Astronomers from Bonn and Tautenburg in Thuringia (Germany) used the 100-m radio telescope at Effelsberg to observe several galaxy clusters. At the edges of these large accumulations of dark matter, stellar systems (galaxies), hot gas, and charged particles, they found magnetic fields that are exceptionally ordered over distances of many million light years. This makes them the most extended magnetic fields in the universe known so far.

The results will be published on March 22 in the journal „Astronomy & Astrophysics“.

Galaxy clusters are the largest gravitationally bound structures in the universe. With a typical extent of about 10 million light years, i.e. 100 times the...

Alle Focus-News des Innovations-reports >>>

Anzeige

Anzeige

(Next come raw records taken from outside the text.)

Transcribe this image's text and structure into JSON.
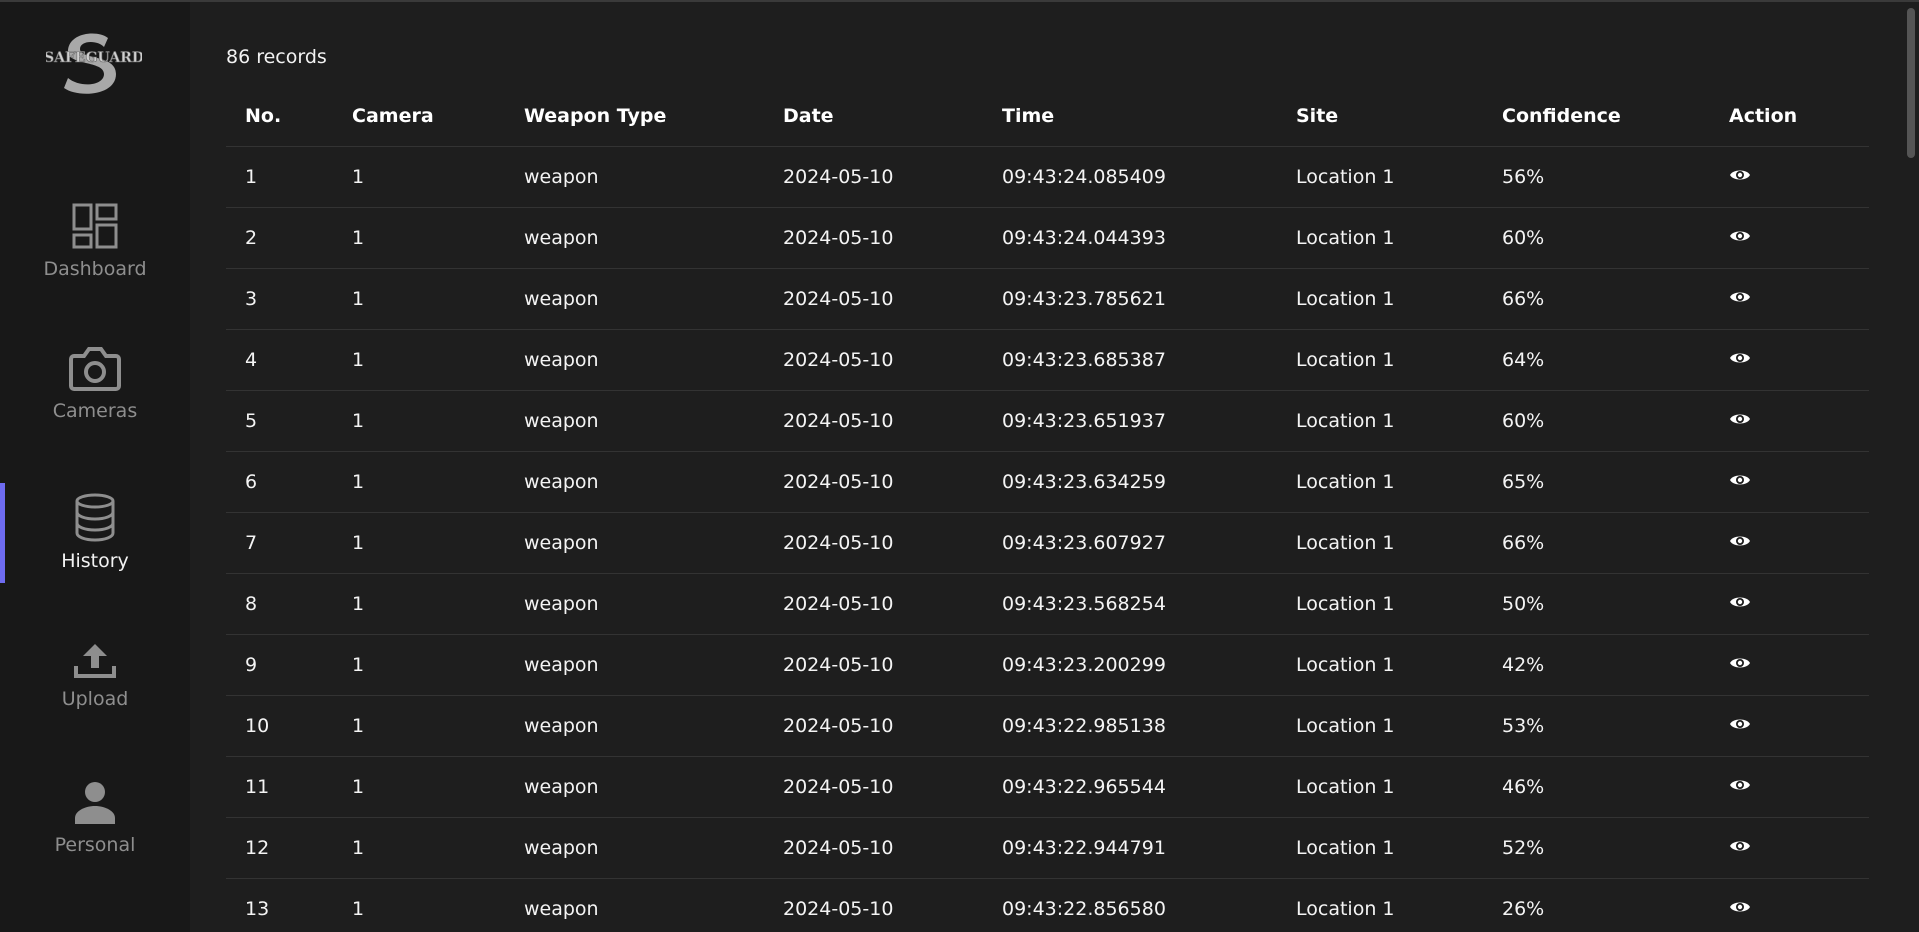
{
  "brand": {
    "name": "SAFEGUARD"
  },
  "nav": [
    {
      "label": "Dashboard",
      "icon": "dashboard-icon"
    },
    {
      "label": "Cameras",
      "icon": "camera-icon"
    },
    {
      "label": "History",
      "icon": "database-icon",
      "active": true
    },
    {
      "label": "Upload",
      "icon": "upload-icon"
    },
    {
      "label": "Personal",
      "icon": "person-icon"
    }
  ],
  "records_label": "86 records",
  "table": {
    "headers": [
      "No.",
      "Camera",
      "Weapon Type",
      "Date",
      "Time",
      "Site",
      "Confidence",
      "Action"
    ],
    "rows": [
      [
        "1",
        "1",
        "weapon",
        "2024-05-10",
        "09:43:24.085409",
        "Location 1",
        "56%"
      ],
      [
        "2",
        "1",
        "weapon",
        "2024-05-10",
        "09:43:24.044393",
        "Location 1",
        "60%"
      ],
      [
        "3",
        "1",
        "weapon",
        "2024-05-10",
        "09:43:23.785621",
        "Location 1",
        "66%"
      ],
      [
        "4",
        "1",
        "weapon",
        "2024-05-10",
        "09:43:23.685387",
        "Location 1",
        "64%"
      ],
      [
        "5",
        "1",
        "weapon",
        "2024-05-10",
        "09:43:23.651937",
        "Location 1",
        "60%"
      ],
      [
        "6",
        "1",
        "weapon",
        "2024-05-10",
        "09:43:23.634259",
        "Location 1",
        "65%"
      ],
      [
        "7",
        "1",
        "weapon",
        "2024-05-10",
        "09:43:23.607927",
        "Location 1",
        "66%"
      ],
      [
        "8",
        "1",
        "weapon",
        "2024-05-10",
        "09:43:23.568254",
        "Location 1",
        "50%"
      ],
      [
        "9",
        "1",
        "weapon",
        "2024-05-10",
        "09:43:23.200299",
        "Location 1",
        "42%"
      ],
      [
        "10",
        "1",
        "weapon",
        "2024-05-10",
        "09:43:22.985138",
        "Location 1",
        "53%"
      ],
      [
        "11",
        "1",
        "weapon",
        "2024-05-10",
        "09:43:22.965544",
        "Location 1",
        "46%"
      ],
      [
        "12",
        "1",
        "weapon",
        "2024-05-10",
        "09:43:22.944791",
        "Location 1",
        "52%"
      ],
      [
        "13",
        "1",
        "weapon",
        "2024-05-10",
        "09:43:22.856580",
        "Location 1",
        "26%"
      ]
    ],
    "action_icon": "eye-icon"
  },
  "colors": {
    "background": "#1e1e1e",
    "sidebar": "#181818",
    "accent": "#6e6bf0",
    "muted_text": "#8e8e8e"
  }
}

IHR
JOB & KARRIERE
SERVICE
im innovations-report
in Kooperation mit academics
Veranstaltungen

Rund 500 Fachleute aus Wissenschaft und Wirtschaft diskutierten über technologische Zukunftsthemen

24.03.2017 | Veranstaltungen

Lebenswichtige Lebensmittelchemie

23.03.2017 | Veranstaltungen

Die „Panama Papers“ aus Programmierersicht

22.03.2017 | Veranstaltungen

 
VideoLinks
B2B-VideoLinks
Weitere VideoLinks >>>
Aktuelle Beiträge

Rund 500 Fachleute aus Wissenschaft und Wirtschaft diskutierten über technologische Zukunftsthemen

24.03.2017 | Veranstaltungsnachrichten

Förderung des Instituts für Lasertechnik und Messtechnik in Ulm mit rund 1,63 Millionen Euro

24.03.2017 | Förderungen Preise

TU-Bauingenieure koordinieren EU-Projekt zu Recycling-Beton von über sieben Millionen Euro

24.03.2017 | Förderungen Preise